Read on for a detailed guide on how to go about wrongful death claims; from eligibility to who makes a claim and how to prove causation.

Applicability of a Wrongful Death Claim

Wrongful death claims arise in situations where the deceased would have otherwise had a valid personal injury claim from the defendant if they had not died as a result of the defendant’s illegal action. Such a situation may occur in several ways:

  • When the killing of the deceased was intentional
  • When the deceased’s death resulted from medical malpractice
  • When the victim died in a car accident involving negligence

The above are just examples, as many more personal injury-like situations may turn into a wrongful death claim. So, many conditions may lead to this kind of claim. A notable exception, however, may exist in work injuries that lead to death. Usually, deaths at work fall under worker’s compensation.

Essentials of a Wrongful Death Claim

To prove the defendant’s liability in the wrongful death claim, the plaintiff needs to meet an equal burden of proof as the victim would have, had they lived. This proof requirement means proving that the defendant, indeed, owed the deceased a duty of care.

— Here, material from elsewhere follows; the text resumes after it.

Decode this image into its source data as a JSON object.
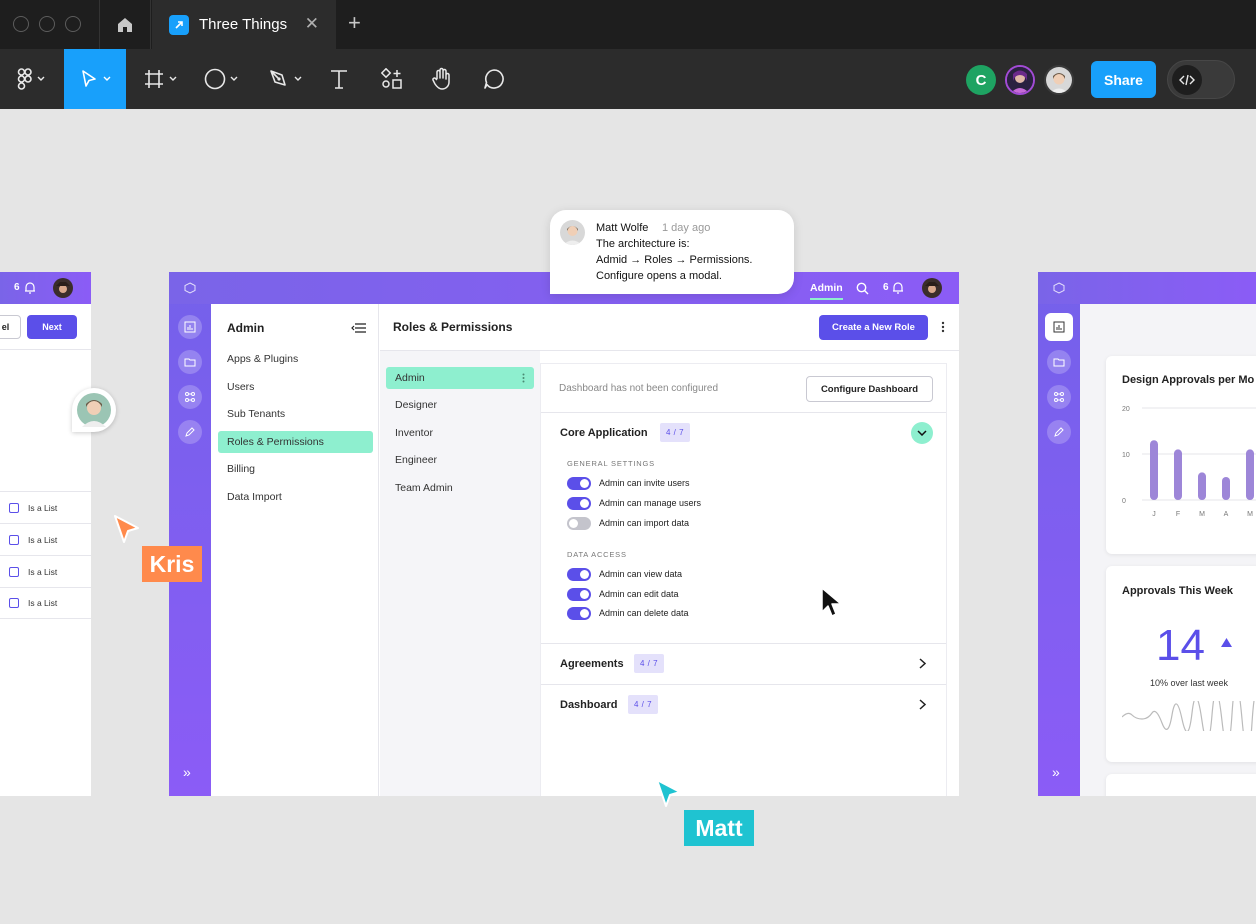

Next, is to show a breach of this duty, which directly caused the victim’s death. Finally, one needs to prove that death caused the damages the plaintiff is claiming in the suit. A wrongful death attorney can help achieve this.

Who Files a Wrongful Death Claim?

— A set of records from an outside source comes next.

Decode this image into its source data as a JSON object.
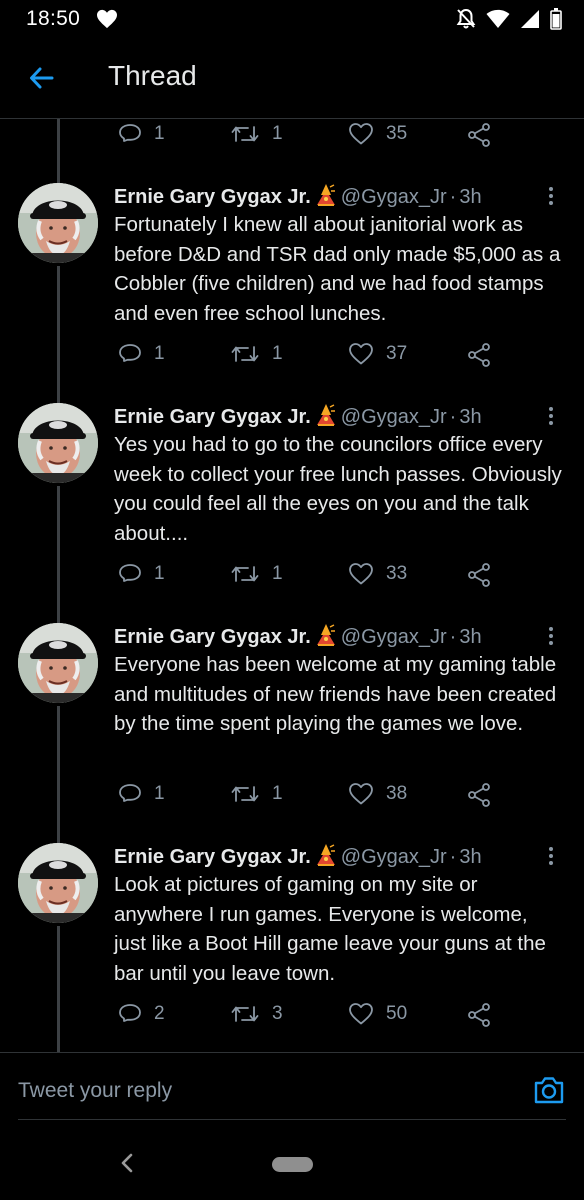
{
  "status_bar": {
    "time": "18:50"
  },
  "header": {
    "title": "Thread"
  },
  "top_actions": {
    "replies": "1",
    "retweets": "1",
    "likes": "35"
  },
  "tweets": [
    {
      "name": "Ernie Gary Gygax Jr.",
      "handle": "@Gygax_Jr",
      "sep": "·",
      "time": "3h",
      "text": "Fortunately I knew all about janitorial work as before D&D and TSR dad only made $5,000 as a Cobbler (five children) and we had food stamps and even free school lunches.",
      "replies": "1",
      "retweets": "1",
      "likes": "37"
    },
    {
      "name": "Ernie Gary Gygax Jr.",
      "handle": "@Gygax_Jr",
      "sep": "·",
      "time": "3h",
      "text": "Yes you had to go to the councilors office every week to collect your free lunch passes. Obviously you could feel all the eyes on you and the talk about....",
      "replies": "1",
      "retweets": "1",
      "likes": "33"
    },
    {
      "name": "Ernie Gary Gygax Jr.",
      "handle": "@Gygax_Jr",
      "sep": "·",
      "time": "3h",
      "text": "Everyone has been welcome at my gaming table and multitudes of new friends have been created by the time spent playing the games we love.",
      "replies": "1",
      "retweets": "1",
      "likes": "38"
    },
    {
      "name": "Ernie Gary Gygax Jr.",
      "handle": "@Gygax_Jr",
      "sep": "·",
      "time": "3h",
      "text": "Look at pictures of gaming on my site or anywhere I run games. Everyone is welcome, just like a Boot Hill game leave your guns at the bar until you leave town.",
      "replies": "2",
      "retweets": "3",
      "likes": "50"
    }
  ],
  "reply": {
    "placeholder": "Tweet your reply"
  },
  "colors": {
    "accent": "#1d9bf0",
    "muted": "#8b98a5",
    "background": "#000000"
  }
}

A representative of the deceased’s estate files the wrongful death claim on behalf of survivors that have a relationship with the victims. The applicable survivors depend on a state’s specific laws. In all states, a spouse is viable to claim on the deceased’s behalf.

Parents of a minor may also bring a claim for the wrongful death of either child. Minors may also claim and collect compensation for the wrongful death of their parents. State laws on whether adult children may sue for their parents’ wrongful death and whether parents may sue over adult children’s death vary from state to state. Usually, the more distant the familial relationship, the harder it is to compensate for wrongful death.

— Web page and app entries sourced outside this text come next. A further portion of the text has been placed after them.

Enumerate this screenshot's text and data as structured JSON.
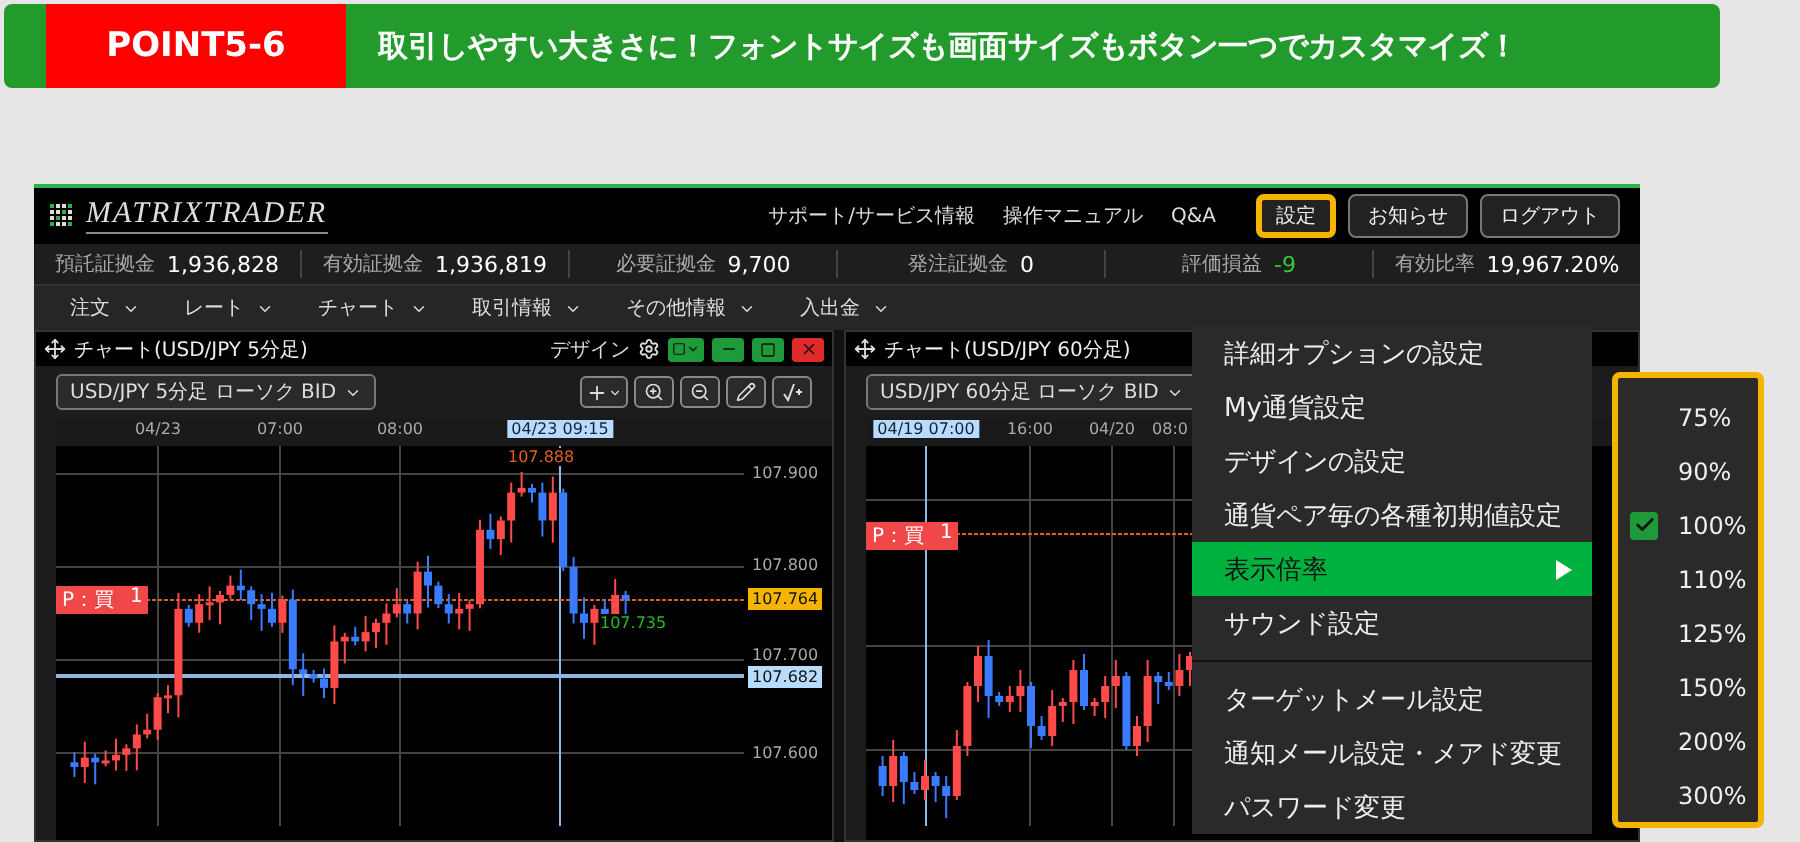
{
  "banner": {
    "badge": "POINT5-6",
    "headline": "取引しやすい大きさに！フォントサイズも画面サイズもボタン一つでカスタマイズ！"
  },
  "app": {
    "logo": "MATRIXTRADER",
    "header_links": [
      {
        "label": "サポート/サービス情報"
      },
      {
        "label": "操作マニュアル"
      },
      {
        "label": "Q&A"
      }
    ],
    "header_buttons": [
      {
        "label": "設定",
        "highlighted": true
      },
      {
        "label": "お知らせ",
        "highlighted": false
      },
      {
        "label": "ログアウト",
        "highlighted": false
      }
    ],
    "account_stats": [
      {
        "label": "預託証拠金",
        "value": "1,936,828",
        "color": "#ffffff"
      },
      {
        "label": "有効証拠金",
        "value": "1,936,819",
        "color": "#ffffff"
      },
      {
        "label": "必要証拠金",
        "value": "9,700",
        "color": "#ffffff"
      },
      {
        "label": "発注証拠金",
        "value": "0",
        "color": "#ffffff"
      },
      {
        "label": "評価損益",
        "value": "-9",
        "color": "#33cc33"
      },
      {
        "label": "有効比率",
        "value": "19,967.20%",
        "color": "#ffffff"
      }
    ],
    "menu": [
      {
        "label": "注文"
      },
      {
        "label": "レート"
      },
      {
        "label": "チャート"
      },
      {
        "label": "取引情報"
      },
      {
        "label": "その他情報"
      },
      {
        "label": "入出金"
      }
    ],
    "charts": [
      {
        "title": "チャート(USD/JPY 5分足)",
        "design_label": "デザイン",
        "selector": "USD/JPY 5分足 ローソク BID",
        "time_labels": [
          {
            "label": "04/23",
            "selected": false
          },
          {
            "label": "07:00",
            "selected": false
          },
          {
            "label": "08:00",
            "selected": false
          },
          {
            "label": "04/23 09:15",
            "selected": true
          }
        ],
        "price_labels": [
          {
            "label": "107.900",
            "kind": "tick"
          },
          {
            "label": "107.800",
            "kind": "tick"
          },
          {
            "label": "107.764",
            "kind": "last"
          },
          {
            "label": "107.700",
            "kind": "tick"
          },
          {
            "label": "107.682",
            "kind": "line"
          },
          {
            "label": "107.600",
            "kind": "tick"
          }
        ],
        "position_tag": {
          "side": "P：買",
          "quantity": "1"
        },
        "annotations": [
          {
            "label": "107.888",
            "kind": "high"
          },
          {
            "label": "107.735",
            "kind": "low"
          }
        ]
      },
      {
        "title": "チャート(USD/JPY 60分足)",
        "selector": "USD/JPY 60分足 ローソク BID",
        "time_labels": [
          {
            "label": "04/19 07:00",
            "selected": true
          },
          {
            "label": "16:00",
            "selected": false
          },
          {
            "label": "04/20",
            "selected": false
          },
          {
            "label": "08:0",
            "selected": false
          }
        ],
        "position_tag": {
          "side": "P：買",
          "quantity": "1"
        }
      }
    ],
    "settings_menu": [
      {
        "kind": "item",
        "label": "詳細オプションの設定",
        "selected": false,
        "has_submenu": false
      },
      {
        "kind": "item",
        "label": "My通貨設定",
        "selected": false,
        "has_submenu": false
      },
      {
        "kind": "item",
        "label": "デザインの設定",
        "selected": false,
        "has_submenu": false
      },
      {
        "kind": "item",
        "label": "通貨ペア毎の各種初期値設定",
        "selected": false,
        "has_submenu": false
      },
      {
        "kind": "item",
        "label": "表示倍率",
        "selected": true,
        "has_submenu": true
      },
      {
        "kind": "item",
        "label": "サウンド設定",
        "selected": false,
        "has_submenu": false
      },
      {
        "kind": "divider"
      },
      {
        "kind": "item",
        "label": "ターゲットメール設定",
        "selected": false,
        "has_submenu": false
      },
      {
        "kind": "item",
        "label": "通知メール設定・メアド変更",
        "selected": false,
        "has_submenu": false
      },
      {
        "kind": "item",
        "label": "パスワード変更",
        "selected": false,
        "has_submenu": false
      }
    ],
    "zoom_submenu": {
      "highlighted": true,
      "options": [
        {
          "label": "75%",
          "checked": false
        },
        {
          "label": "90%",
          "checked": false
        },
        {
          "label": "100%",
          "checked": true
        },
        {
          "label": "110%",
          "checked": false
        },
        {
          "label": "125%",
          "checked": false
        },
        {
          "label": "150%",
          "checked": false
        },
        {
          "label": "200%",
          "checked": false
        },
        {
          "label": "300%",
          "checked": false
        }
      ]
    }
  }
}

In some states, even the deceased’s romantic partner may claim wrongful death. Provided you have an excellent attorney to prove your financial dependence on the victim.

Damages in a Wrongful Death Claim

Damages in a wrongful death claim refer to the category of losses that a survivor may receive as compensation:

  • The deceased’s pre-death suffering
  • The costs of medical treatment if incurred by the deceased before death
  • The burial and funeral costs
  • The loss of the expected income from the deceased
  • Any inheritance lost as a result of the death
  • Loss of the guidance, care, and nurturing the survivor would have received from the deceased
  • Loss of companionship and love due to the death of the deceased
  • Value of all the services that the deceased would have provided

Contact an Attorney and Make a Claim

Different states will impose other guidelines on who can pursue a wrongful death claim. However, a wrongful death claim in all states is a suit seeking a civil monetary remedy against a negligent party that caused or played a role in an individual’s death. Therefore, seek an attorney to help you make a viable claim.